Sutera quickly noted that she is “not a fan” of the ultimate hybrid ― the high-heeled sneaker, which has come and gone in style over the years.
There’s a science to choosing good shoes for foot health.
Whatever the trends are, it’s vital to make sure the shoes you’re buying are suitable for your feet.
“The most important thing is to try on shoes toward the end of the day when your foot is most swollen,” Pourziaee said. “This will ensure a proper fit and help prevent surprise foot pain. Shoes should feel good and fit properly when you try them on, so don’t try to ‘break them in.’ Specifically, shoes made from material that will stretch and allow your foot to breathe through the day are also beneficial.”
He also stressed the need to try on both shoes and make sure the heel doesn’t move around while walking because that could lead to tendonitis or plantar fasciitis.
“The two most important features of a sneaker that I emphasize to my patients are that the shoe needs to be comfortable and that the shoe should have a rigid shank,” Kor said. “This is a subtle but important and commonly ignored feature of a shoe that the average shoe store will not explain to the consumer.”
Given the limits of shoe store employee expertise regarding foot health, Kornfeld believes people should consult with a podiatrist when choosing a sneaker, mainly if they’ve dealt with pain issues. Some patients may require a rigid sole, while others may need flexibility or could require custom orthotics.
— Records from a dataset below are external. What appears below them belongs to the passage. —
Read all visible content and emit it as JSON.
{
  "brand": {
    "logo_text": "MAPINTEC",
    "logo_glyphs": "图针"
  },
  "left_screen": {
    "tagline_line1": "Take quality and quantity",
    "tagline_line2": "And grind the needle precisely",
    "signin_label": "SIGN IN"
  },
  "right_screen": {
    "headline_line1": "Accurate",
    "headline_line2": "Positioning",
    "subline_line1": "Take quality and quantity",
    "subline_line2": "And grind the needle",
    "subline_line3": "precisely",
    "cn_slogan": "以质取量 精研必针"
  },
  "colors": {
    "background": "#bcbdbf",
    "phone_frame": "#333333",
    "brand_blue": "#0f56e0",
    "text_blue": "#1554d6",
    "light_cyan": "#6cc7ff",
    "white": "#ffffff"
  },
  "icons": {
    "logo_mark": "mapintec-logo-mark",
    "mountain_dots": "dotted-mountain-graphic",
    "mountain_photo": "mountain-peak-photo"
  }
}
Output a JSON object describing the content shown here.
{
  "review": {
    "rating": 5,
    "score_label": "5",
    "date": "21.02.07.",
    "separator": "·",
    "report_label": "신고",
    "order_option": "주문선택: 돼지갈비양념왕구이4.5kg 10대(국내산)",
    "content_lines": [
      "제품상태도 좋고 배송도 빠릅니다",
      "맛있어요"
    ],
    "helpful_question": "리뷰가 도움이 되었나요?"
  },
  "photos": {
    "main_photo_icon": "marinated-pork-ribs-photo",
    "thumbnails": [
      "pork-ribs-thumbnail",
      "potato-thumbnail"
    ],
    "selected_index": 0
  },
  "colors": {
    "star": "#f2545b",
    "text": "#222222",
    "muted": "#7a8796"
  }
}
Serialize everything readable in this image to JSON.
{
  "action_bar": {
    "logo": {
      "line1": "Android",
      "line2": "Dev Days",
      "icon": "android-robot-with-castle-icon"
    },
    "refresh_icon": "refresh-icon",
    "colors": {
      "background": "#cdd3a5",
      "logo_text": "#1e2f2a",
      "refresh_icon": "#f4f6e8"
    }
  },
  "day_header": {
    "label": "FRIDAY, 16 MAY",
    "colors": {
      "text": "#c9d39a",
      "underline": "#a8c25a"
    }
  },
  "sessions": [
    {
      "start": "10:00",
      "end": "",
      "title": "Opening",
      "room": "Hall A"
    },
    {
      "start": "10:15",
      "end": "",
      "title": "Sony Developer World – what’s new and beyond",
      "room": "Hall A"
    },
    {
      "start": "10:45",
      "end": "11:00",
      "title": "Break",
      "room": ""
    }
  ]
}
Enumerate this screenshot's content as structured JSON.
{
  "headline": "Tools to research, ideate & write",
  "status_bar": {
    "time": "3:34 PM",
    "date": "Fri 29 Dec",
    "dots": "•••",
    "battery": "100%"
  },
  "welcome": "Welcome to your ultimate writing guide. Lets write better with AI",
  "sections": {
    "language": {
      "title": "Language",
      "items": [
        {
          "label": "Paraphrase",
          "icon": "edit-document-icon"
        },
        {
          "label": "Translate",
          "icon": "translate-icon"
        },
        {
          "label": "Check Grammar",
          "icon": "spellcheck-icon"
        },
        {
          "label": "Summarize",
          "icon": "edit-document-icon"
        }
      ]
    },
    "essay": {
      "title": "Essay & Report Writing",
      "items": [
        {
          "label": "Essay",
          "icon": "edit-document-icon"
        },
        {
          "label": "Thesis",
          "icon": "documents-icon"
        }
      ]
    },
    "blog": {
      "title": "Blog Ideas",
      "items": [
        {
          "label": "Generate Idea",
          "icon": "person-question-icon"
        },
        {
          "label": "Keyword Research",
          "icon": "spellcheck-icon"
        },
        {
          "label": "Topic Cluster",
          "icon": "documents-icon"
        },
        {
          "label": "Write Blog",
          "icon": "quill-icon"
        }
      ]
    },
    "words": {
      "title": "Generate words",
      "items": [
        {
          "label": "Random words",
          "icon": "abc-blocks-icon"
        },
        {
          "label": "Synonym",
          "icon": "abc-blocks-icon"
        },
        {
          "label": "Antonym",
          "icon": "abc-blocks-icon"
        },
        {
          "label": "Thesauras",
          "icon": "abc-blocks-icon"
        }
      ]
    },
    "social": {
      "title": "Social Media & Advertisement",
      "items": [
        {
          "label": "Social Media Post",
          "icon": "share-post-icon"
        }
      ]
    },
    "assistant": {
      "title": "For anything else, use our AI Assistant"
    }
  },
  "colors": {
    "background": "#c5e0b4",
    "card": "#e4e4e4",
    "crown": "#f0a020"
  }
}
“My feeling is that since so many people these days understand the importance of fitness as a contributor to good health, it only makes sense to see a podiatrist before starting an exercise routine or choosing sneakers,” Kornfeld said. “A little education can go a long way in preventing problems down the road.”